Quitting your job at any time of the year is nerve-wracking. Quitting your job ahead of the festive season is even worse. There are so many things to think about, will you have the same autonomy? Will your colleagues be cool or lame? Will the actual job match the description in the advert? Will you get to work on cool projects? The worries are endless, most importantly however, will you be able to handle the extra pressure at this point in the year? If it’s been a year like any other; you know you need a break and you will have to think twice before you jeopardise that. So we ask; should you quit your job before the December holidays?
Too Good to Pass Up
Picture this, out of nowhere you get a phone call … maybe you weren’t even looking for a new job but you take the time to listen to what the recruiter has to say to you. When we get those calls we often assume that it’s a waste of time even looking at the job spec. You look at it anyway and surprisingly it piques your interest. What? Sometimes the right thing comes at what we consider to be the wrong time. If it really is a great new role, at a great company with room for growth, a salary increase and great benefits – don’t pass it up for something that appears at a more convenient time. If Murphy has any say in it when the time is right nothing will rear its head.
The Pieces Finally Fall into Place
If on the other hand,, you have been looking all year for something that’s just right and that job happens to pop up right before the December holidays, you know now more than ever that the right job for you is pretty rare. That’s even more reason to grab it with both hands before it flies away never to be seen again. Some of the best opportunities are fleeting, don’t miss out because you were stuck in indecision.
Pros and Cons
What you do need to do however, before you take that giant fat leap into a new job; is weigh up the options. It’s easy to get excited but, and that’s a very big but, what is there to lose by resigning from your job now and what is there to gain from accepting the offer. At this time of year, you are likely missing out on a bonus, are you likely to miss out on an increase too? Some companies are very fickle when it comes to this stuff, if you’re out you’re out. If they are a cool business they might consider giving you a portion of your bonus – the trick is, don’t hold your breath. Decide whether it’s worth moving regardless of the increases and the potential bonus first. If you aren’t expecting that little extra dough you can’t be disappointed.
So based on the assumption that you have held intense debates with yourself on the matter, double checked your work contract and double checked the contract for the new job, you now have room to negotiate with your old and new boss or HR managers. You can negotiate your salary based on pending increases and bonuses as well as your start date. Maybe you can start a little in the new year and not miss out at all? You will probably find that both parties are willing to negotiate depending on their needs too. The new job can’t pay you too much more so they let you start later? The old job can’t replace you quickly so you hang around a bit longer in exchange for your bonus. You can find a way forward which is beneficial for everyone involved.

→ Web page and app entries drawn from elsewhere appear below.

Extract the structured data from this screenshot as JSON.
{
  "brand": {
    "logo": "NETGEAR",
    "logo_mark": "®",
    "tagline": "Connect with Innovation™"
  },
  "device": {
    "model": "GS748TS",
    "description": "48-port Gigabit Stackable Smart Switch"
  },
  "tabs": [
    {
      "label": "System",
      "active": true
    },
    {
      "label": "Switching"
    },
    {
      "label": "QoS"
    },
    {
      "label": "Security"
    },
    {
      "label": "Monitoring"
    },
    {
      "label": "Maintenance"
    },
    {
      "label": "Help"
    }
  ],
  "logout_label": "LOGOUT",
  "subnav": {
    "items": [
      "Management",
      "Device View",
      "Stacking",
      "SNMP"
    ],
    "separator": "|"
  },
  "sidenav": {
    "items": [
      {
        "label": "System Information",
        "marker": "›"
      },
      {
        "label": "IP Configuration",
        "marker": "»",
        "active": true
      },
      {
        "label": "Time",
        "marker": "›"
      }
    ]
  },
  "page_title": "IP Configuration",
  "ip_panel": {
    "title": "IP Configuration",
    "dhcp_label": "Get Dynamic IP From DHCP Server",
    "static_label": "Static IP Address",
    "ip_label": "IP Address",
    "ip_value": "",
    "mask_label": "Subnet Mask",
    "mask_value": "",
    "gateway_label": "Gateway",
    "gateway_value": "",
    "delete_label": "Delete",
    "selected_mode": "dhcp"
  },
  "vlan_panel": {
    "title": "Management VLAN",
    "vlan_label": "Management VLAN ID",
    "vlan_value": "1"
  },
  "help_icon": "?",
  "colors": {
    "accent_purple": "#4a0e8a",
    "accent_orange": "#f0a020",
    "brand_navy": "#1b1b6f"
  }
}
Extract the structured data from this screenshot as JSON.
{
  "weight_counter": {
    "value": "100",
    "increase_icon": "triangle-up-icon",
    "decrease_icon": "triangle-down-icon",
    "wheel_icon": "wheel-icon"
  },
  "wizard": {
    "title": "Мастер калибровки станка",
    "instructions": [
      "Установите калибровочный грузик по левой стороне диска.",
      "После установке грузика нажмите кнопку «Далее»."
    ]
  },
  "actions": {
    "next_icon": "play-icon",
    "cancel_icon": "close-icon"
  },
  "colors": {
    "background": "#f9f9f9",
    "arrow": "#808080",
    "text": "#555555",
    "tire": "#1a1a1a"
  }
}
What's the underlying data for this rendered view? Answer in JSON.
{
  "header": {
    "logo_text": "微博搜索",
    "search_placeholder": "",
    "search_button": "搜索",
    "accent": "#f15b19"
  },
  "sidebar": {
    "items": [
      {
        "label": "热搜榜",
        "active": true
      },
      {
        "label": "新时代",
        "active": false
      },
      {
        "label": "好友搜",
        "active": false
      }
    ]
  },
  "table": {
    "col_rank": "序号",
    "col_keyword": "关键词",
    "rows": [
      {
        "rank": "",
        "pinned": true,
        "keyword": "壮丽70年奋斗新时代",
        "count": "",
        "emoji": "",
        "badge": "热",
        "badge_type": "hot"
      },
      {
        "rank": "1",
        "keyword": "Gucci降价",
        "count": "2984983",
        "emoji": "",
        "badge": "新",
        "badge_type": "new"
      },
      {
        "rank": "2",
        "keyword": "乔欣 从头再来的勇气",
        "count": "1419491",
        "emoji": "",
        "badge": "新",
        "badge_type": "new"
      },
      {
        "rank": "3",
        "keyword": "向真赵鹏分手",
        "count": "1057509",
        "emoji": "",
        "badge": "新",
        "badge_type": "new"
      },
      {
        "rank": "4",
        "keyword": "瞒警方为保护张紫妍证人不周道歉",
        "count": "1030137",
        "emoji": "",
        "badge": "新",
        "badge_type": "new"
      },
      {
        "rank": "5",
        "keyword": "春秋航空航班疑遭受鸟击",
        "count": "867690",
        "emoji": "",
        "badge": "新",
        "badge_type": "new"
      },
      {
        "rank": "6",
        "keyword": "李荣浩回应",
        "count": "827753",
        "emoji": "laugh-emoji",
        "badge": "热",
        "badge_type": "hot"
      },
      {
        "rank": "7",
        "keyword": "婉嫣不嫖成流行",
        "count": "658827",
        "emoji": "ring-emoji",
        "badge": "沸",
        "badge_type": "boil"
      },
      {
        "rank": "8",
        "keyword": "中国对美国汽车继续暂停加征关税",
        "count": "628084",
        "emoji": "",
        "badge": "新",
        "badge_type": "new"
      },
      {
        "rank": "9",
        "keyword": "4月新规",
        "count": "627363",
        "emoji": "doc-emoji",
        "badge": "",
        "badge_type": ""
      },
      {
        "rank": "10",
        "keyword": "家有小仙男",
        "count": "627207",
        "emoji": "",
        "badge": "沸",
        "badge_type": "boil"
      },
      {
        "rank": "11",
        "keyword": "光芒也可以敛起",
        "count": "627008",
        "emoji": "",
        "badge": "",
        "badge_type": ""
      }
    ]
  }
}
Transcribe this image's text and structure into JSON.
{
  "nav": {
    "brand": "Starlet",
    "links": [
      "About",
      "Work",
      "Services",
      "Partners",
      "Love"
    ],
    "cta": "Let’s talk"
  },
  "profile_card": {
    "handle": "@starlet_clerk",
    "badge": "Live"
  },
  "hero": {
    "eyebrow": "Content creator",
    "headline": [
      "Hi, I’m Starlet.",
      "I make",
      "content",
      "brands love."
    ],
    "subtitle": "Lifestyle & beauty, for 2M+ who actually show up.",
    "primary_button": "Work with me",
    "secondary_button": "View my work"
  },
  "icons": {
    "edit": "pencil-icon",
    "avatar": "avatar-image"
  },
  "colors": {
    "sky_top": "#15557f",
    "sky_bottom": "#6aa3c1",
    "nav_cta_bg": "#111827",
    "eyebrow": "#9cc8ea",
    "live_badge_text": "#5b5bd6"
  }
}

Happiness is Invaluable
If you don’t manage to successfully negotiate in and around all of the ts and cs, money, benefits and intricacies you do need to consider whether the move is worth it all together. Why is it that you were looking for a new job? If you weren’t actually looking but were offered a new job; are you moving for the right reasons? The most important factor by far is your happiness, if you are painfully unhappy it may well be worth all of the sacrifices you will need to make. Take your time thinking about this, it will always be important.
So again we ask; should you quit your job before the December holidays? Are the risks with the potential gains? Will the opportunity forever be gone if you don’t nab it now? In all honesty, whenever you leave a job you are leaving just before an increase, performance bonus or year-end bonus, are to going to stay on the wheel or escape the rate race and grow your career on your own terms?